### The data

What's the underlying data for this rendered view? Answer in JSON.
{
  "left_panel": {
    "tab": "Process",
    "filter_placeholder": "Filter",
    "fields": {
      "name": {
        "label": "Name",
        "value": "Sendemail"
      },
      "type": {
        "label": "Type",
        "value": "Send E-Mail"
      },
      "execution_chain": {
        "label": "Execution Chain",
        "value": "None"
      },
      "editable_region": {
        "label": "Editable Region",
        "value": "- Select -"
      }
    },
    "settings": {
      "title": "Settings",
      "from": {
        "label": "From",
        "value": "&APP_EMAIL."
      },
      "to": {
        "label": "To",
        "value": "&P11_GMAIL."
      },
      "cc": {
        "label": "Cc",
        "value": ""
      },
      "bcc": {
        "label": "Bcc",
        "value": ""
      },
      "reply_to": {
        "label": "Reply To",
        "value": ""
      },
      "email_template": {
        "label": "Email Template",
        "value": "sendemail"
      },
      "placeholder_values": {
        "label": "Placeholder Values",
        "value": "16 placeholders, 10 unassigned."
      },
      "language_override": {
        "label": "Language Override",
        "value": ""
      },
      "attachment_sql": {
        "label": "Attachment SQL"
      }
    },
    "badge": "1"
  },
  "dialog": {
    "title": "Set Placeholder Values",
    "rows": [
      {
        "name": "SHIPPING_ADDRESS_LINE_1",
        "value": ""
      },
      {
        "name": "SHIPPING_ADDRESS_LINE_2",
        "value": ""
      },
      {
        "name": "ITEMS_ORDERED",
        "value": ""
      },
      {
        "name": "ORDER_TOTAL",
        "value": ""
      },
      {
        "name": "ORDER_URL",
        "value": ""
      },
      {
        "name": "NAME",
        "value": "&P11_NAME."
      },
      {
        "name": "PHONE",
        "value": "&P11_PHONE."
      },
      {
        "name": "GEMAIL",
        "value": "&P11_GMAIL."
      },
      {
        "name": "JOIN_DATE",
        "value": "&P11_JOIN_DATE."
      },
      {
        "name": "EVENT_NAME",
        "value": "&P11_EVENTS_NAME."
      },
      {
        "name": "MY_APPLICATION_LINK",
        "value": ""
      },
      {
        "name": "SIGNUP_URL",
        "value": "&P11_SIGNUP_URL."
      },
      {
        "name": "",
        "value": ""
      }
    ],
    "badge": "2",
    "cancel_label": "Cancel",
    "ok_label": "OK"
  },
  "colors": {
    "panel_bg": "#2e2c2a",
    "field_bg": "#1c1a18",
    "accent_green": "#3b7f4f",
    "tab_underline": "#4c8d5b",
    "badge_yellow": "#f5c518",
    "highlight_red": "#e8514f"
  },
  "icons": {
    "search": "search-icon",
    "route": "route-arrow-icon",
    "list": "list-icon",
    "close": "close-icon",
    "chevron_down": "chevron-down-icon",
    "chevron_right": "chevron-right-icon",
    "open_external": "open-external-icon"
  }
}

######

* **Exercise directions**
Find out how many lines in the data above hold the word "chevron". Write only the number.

* **Response box**
2